Population size has to be really big for a population to be in HWE. The
smaller the population is the more heavily it will be influenced by genetic
Genetic drift > random unpredictable changes in allele frequency due to
sampling error (unlike selection in the term of unpredictable and random)
Reduction in population size > bottleneck Genetic drift causes one allele goes to fixation (1) and all the other alleles
are lost from the population, low genetic diversity
Genetic drift opposes the affect of selection. Depends how strong selection is
towards a particular allele and the population size. Small population size drift
outways the effect of selection. Vise vera
Genetic drift decreases variation within a population.
Genetic drift increases variation among populations.
Mutation is important primarily because it is the new source of genetic
variation. It creates new alleles.
Mutation is not random (predictable thru biochemical laws etc. ) but it is not
directed towards the needs of the organism in the environment
Most mutations have neutral effects on fitness. The ones that do are harmful
Mutation works in opposition to selection. But it provides raw material for
Gene flow (migration) movement of alleles between populations. It can
introduce alleles that are new to a population. (mutation is ultimately the
original source of genetic variation but gene flow can move existing alleles
from on population to another)
Gene flow can oppose local selective forces
Selection-migration balance, preventing population from adapting to their
*which have similar effects on genetic variation within a population?
* on differences between population?
2 types of mating that is not “random:
- inbreeding or inbreeding avoidance
- assortative or dissassortative mating why evolution is true
types of non-random mating
effect of non-random mating on HWE and on evolution
characteristics of a scientific theory
components of the theory of evolution
evidence for "descent with modification"
examples of homology and why they support the idea of evolution
examples of vestigial traits and why they support the idea of evolution
role of fossil record as evidence for evolution
one of the conditions for a population in HWE is random mating. But this
hardly true. 2 types of mating. Assortative mating (more common) or
if heterozygotes only mate with hetro, half will be hetro but quarter will be
homo and the other quarter will be homo
what happens when a population mates non randomly? > taks the
population out of HWE but it doesn‟t cause a change allele frequency so it
doesn‟t result in evolution.
What do scientists mean by theory? A coherent set of testable hypotheses
that attempt to explain facts about the natural world. Darwins theory of
evolution is a theory.
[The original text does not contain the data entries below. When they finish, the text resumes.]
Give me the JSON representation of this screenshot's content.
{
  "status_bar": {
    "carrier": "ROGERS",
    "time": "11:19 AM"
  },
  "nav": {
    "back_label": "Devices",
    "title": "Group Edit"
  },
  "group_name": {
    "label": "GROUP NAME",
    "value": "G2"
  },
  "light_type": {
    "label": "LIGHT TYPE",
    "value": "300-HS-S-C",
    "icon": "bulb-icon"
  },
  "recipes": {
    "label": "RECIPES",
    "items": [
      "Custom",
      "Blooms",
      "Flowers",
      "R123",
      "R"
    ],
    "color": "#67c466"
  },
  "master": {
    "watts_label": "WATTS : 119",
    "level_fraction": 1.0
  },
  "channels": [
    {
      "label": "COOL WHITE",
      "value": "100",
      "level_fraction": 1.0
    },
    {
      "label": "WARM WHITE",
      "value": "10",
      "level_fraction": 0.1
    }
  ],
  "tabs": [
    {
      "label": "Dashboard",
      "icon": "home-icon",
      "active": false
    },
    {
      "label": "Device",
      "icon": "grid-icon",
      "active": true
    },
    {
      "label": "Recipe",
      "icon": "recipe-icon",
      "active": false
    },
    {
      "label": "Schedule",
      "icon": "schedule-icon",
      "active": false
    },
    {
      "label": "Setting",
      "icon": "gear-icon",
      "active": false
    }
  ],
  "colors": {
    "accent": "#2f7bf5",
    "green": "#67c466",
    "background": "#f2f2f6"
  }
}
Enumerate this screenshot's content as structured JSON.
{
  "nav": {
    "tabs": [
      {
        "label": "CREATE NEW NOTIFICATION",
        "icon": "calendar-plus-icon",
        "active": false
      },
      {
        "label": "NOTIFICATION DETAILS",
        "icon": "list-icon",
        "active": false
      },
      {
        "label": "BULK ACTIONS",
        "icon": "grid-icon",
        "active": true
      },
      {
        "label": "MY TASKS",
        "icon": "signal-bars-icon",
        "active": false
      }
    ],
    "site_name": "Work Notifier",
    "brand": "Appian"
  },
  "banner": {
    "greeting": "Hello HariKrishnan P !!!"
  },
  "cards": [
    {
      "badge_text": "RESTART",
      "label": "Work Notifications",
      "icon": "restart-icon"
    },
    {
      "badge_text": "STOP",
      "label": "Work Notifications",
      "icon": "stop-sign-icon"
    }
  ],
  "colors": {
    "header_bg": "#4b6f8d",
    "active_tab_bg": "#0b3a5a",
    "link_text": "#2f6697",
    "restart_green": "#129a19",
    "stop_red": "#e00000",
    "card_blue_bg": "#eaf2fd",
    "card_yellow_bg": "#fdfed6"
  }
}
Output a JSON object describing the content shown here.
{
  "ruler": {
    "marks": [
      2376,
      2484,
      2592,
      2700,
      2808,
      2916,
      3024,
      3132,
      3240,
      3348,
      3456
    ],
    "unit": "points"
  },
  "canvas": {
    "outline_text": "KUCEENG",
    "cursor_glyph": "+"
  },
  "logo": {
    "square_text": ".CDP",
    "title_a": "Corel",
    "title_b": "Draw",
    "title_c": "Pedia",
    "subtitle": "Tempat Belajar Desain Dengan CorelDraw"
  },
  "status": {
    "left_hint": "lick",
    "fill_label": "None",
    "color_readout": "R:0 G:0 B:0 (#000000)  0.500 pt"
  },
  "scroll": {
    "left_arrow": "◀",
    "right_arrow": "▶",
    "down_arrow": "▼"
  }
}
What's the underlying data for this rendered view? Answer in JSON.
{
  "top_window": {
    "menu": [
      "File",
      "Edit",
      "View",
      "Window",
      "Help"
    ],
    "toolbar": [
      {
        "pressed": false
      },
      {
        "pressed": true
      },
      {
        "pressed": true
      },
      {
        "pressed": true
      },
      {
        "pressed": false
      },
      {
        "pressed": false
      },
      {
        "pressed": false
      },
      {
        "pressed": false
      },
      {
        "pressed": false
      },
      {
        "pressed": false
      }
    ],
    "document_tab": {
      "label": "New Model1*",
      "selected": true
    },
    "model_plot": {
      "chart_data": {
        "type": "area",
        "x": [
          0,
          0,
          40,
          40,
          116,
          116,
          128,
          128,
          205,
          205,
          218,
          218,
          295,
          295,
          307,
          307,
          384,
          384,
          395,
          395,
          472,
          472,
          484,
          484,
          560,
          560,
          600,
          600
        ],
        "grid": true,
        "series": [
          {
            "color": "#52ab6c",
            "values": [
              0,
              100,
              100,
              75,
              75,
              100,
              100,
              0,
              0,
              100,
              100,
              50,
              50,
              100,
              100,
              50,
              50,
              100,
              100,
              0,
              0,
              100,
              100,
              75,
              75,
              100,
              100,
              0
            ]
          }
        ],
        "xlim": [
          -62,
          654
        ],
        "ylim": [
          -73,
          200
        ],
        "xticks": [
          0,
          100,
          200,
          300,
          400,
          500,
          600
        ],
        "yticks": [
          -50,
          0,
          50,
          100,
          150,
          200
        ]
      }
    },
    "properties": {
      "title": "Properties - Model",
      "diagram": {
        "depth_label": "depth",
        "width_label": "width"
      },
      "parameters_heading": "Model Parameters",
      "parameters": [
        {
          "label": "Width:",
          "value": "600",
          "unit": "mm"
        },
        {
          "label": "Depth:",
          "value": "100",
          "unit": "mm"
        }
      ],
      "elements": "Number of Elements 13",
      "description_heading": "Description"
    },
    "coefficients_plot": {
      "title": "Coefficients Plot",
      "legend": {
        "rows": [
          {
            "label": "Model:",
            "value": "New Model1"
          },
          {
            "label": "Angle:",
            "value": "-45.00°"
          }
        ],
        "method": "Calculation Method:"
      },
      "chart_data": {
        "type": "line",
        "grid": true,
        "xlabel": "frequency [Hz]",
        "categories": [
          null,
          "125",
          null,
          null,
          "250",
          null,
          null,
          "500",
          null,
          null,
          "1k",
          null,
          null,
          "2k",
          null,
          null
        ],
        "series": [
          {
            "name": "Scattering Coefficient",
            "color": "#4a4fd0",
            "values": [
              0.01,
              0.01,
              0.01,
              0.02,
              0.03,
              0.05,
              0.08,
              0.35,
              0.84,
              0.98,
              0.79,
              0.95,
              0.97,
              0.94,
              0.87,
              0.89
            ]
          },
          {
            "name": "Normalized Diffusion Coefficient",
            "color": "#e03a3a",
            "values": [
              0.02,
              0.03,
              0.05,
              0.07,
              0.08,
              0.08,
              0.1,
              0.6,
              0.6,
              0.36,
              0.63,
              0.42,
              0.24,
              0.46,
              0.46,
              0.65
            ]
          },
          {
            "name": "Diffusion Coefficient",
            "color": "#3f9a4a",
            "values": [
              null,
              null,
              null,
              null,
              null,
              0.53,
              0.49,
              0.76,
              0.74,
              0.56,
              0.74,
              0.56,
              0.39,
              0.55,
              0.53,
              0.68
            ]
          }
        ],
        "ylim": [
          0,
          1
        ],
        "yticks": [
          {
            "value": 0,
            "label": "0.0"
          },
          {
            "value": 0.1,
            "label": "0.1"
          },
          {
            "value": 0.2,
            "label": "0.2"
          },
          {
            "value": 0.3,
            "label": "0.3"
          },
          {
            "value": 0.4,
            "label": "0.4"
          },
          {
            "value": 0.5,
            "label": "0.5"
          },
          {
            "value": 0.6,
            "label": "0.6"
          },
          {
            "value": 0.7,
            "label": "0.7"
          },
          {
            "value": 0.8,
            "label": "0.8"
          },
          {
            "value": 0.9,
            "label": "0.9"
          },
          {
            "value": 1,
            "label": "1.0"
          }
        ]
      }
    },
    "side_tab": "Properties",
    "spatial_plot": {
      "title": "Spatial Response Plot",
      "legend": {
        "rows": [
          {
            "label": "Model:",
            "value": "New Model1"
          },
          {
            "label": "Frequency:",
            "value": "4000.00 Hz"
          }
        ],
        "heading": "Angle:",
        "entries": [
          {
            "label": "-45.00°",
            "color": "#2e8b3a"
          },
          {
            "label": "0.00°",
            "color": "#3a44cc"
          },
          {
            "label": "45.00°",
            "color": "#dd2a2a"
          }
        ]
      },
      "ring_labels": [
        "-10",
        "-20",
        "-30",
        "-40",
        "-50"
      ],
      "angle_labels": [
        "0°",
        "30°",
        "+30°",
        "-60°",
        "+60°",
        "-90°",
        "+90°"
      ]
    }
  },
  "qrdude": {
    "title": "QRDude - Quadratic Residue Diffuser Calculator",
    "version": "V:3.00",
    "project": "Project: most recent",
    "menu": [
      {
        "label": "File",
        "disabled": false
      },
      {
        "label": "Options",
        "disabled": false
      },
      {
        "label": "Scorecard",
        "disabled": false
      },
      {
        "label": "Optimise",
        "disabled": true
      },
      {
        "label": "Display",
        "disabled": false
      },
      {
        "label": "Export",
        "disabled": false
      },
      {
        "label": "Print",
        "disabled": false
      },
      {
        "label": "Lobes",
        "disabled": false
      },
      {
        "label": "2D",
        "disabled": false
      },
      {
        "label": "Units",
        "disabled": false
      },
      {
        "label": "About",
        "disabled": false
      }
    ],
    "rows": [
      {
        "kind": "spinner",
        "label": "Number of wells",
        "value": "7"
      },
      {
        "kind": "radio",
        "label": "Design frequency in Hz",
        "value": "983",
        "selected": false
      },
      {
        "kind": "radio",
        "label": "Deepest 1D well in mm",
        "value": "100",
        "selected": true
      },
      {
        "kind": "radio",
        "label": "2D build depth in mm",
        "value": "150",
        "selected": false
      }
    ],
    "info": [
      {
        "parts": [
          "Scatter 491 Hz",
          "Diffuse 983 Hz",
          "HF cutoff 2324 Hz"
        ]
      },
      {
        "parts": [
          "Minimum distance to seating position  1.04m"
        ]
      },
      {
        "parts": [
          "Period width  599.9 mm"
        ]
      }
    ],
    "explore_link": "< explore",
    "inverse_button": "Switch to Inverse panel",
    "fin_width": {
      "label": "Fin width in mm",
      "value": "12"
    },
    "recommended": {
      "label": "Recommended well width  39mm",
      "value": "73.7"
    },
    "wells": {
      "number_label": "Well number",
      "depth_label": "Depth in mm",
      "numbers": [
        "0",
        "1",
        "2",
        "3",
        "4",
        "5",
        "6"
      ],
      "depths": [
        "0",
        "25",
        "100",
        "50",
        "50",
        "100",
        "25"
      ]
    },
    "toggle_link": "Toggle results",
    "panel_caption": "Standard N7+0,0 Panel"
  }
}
Makes predictions of the natural world.
What is meant by true in science? If there is so much evidence that it would
be perverse to deny it
Difference between theory and a fact. Theory is alleviated to be considered a
fact only after they‟ve been tested in many diff ways and non of those test
resulted in the theory to be falsified. A statement that cannot possibly
falsified is not a scientific theory.